Decreased earnings for these beverages was attributed to low international prices where Kenya sells almost all the produce.
“International prices were very low this year and this has had a negative effect on the local cost,” said Nairobi Coffee Exchange Chief Executive Daniel Mbithi.
Coffee earnings dropped by 24 percent at the end of the 2018/19 crop year compared with the previous period following a 13 percent slump in the price of the commodity in the international market.
According to NCE, the crop earned Kenya Sh11 billion in the crop-year ended September, down from Sh14.75 billion realised in 2018.
Subsequently, the average price went down by 24.40 percent from Sh20,300 as at end of last crop season to Sh15,300 for a 50-kilogramme bag in the period under review.
However, Mr Mbithi said 2020 would start on a good note as the world prices have so far rebounded by 40 percent, giving growers hopes of better earnings. High-quality beans, he said, are also expected to boost prices at the auction starting January, after wet weather hampered the supply in December.
At the last auction of 2019, a 50-kilogramme bag of coffee on average fetched Sh21,513 up from Sh19,004 recorded in the previous sale.
Tea farmers are likely to face another round of poor earnings next year as the commodity at the auction has been fetching low returns since the beginning of the 2019/20 financial year.
Small-scale tea earnings dropped by 22 percent in the financial year ended June 2019, marking the lowest returns for growers in the last six years.
Farmers affiliated to Kenya Tea Development Agency earned Sh69.7 billion in the review period compared to Sh85.7 billion last year. The prices at the auction have recovered following an upward trend in the last couple of sales but it remains within the five-year low bracket.

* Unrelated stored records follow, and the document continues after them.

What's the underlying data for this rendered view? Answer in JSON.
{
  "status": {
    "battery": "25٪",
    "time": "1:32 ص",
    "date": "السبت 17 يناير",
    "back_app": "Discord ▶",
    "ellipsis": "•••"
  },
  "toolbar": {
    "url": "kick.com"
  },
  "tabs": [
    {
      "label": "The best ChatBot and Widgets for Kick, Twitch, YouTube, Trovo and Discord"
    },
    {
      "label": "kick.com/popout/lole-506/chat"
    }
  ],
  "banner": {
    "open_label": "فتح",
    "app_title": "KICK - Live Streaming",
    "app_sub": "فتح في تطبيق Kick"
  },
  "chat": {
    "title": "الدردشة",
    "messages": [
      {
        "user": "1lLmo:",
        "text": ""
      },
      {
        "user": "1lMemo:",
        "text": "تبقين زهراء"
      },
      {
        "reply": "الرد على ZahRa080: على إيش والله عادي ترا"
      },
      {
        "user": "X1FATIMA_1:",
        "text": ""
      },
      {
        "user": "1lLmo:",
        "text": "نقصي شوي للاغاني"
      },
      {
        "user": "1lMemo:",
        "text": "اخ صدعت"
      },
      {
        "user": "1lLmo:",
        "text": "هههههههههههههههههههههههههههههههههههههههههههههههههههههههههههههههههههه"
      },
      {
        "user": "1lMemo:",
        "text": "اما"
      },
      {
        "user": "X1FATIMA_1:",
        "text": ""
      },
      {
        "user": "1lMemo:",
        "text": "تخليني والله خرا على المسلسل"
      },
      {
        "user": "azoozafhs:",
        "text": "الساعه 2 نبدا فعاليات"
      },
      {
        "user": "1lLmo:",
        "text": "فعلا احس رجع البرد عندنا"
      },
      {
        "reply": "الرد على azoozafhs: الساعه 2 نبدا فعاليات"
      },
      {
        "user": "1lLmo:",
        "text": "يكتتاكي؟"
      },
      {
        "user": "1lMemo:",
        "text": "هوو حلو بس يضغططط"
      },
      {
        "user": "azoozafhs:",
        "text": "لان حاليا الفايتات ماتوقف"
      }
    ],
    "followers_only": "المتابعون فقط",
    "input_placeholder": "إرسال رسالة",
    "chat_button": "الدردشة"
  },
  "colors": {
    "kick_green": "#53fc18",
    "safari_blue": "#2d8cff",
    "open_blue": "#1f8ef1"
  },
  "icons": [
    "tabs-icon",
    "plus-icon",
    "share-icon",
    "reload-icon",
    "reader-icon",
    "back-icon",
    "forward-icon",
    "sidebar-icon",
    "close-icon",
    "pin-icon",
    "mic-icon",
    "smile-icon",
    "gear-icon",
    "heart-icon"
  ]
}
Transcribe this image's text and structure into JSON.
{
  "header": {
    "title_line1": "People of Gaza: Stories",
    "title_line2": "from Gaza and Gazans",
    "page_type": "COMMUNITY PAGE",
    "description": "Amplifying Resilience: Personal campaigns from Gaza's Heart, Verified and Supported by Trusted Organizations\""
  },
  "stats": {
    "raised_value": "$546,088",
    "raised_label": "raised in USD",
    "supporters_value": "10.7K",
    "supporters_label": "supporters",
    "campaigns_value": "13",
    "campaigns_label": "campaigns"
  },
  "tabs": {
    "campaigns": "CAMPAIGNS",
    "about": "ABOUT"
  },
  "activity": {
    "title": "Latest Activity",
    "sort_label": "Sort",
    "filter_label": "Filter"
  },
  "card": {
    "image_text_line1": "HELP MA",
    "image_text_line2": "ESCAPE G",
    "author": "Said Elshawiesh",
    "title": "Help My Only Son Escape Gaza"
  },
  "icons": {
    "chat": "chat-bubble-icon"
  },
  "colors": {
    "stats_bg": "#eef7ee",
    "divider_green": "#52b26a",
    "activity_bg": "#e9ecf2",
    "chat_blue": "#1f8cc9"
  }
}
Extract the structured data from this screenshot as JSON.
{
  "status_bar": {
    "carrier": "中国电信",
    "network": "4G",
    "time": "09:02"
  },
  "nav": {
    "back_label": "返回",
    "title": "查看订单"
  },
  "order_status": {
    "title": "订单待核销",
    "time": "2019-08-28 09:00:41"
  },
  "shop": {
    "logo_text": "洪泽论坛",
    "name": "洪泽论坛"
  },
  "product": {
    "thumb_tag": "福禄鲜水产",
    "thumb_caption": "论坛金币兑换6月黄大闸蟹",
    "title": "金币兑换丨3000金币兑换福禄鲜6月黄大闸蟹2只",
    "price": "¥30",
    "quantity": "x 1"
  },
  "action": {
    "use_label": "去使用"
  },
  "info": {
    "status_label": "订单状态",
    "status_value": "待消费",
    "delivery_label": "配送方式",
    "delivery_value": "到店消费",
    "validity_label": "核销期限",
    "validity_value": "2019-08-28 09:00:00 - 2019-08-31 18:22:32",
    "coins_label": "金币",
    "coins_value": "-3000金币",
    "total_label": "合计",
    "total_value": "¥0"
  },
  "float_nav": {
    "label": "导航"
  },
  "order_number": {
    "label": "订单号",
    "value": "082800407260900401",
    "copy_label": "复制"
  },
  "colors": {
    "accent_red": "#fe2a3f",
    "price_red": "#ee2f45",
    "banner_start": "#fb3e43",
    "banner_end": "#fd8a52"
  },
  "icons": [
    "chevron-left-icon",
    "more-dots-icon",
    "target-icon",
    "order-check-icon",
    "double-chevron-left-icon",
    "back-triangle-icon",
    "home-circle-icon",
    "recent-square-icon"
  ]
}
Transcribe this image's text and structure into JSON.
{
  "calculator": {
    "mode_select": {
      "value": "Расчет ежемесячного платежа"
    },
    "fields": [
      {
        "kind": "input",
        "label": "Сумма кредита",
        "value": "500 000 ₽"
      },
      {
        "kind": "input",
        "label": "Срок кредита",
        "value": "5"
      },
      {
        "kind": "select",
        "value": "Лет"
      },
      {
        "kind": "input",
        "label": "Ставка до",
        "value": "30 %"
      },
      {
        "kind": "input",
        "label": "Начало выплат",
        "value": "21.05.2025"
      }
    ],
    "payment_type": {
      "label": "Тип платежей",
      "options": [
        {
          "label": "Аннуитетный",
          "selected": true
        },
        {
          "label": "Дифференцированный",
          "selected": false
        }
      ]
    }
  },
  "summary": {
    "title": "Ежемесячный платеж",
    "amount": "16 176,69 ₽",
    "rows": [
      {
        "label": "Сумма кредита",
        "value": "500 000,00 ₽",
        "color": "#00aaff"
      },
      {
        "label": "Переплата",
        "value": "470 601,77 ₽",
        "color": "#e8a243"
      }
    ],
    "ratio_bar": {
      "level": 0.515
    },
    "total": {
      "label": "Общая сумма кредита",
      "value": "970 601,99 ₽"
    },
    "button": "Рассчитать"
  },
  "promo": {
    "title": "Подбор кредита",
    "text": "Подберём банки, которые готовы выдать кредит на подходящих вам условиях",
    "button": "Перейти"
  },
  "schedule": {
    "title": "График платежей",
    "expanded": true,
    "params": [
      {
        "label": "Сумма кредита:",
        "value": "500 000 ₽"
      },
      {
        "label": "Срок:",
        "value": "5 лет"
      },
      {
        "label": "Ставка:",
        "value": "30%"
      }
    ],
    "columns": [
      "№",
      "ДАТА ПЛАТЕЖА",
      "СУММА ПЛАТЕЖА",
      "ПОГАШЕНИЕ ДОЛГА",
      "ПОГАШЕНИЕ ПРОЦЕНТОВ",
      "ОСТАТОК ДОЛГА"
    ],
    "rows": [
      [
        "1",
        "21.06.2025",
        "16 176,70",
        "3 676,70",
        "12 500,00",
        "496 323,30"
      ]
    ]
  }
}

In the latest trading held last week, a kilogramme of processed tea fetched Sh212 on average down from Sh208 in the previous sale.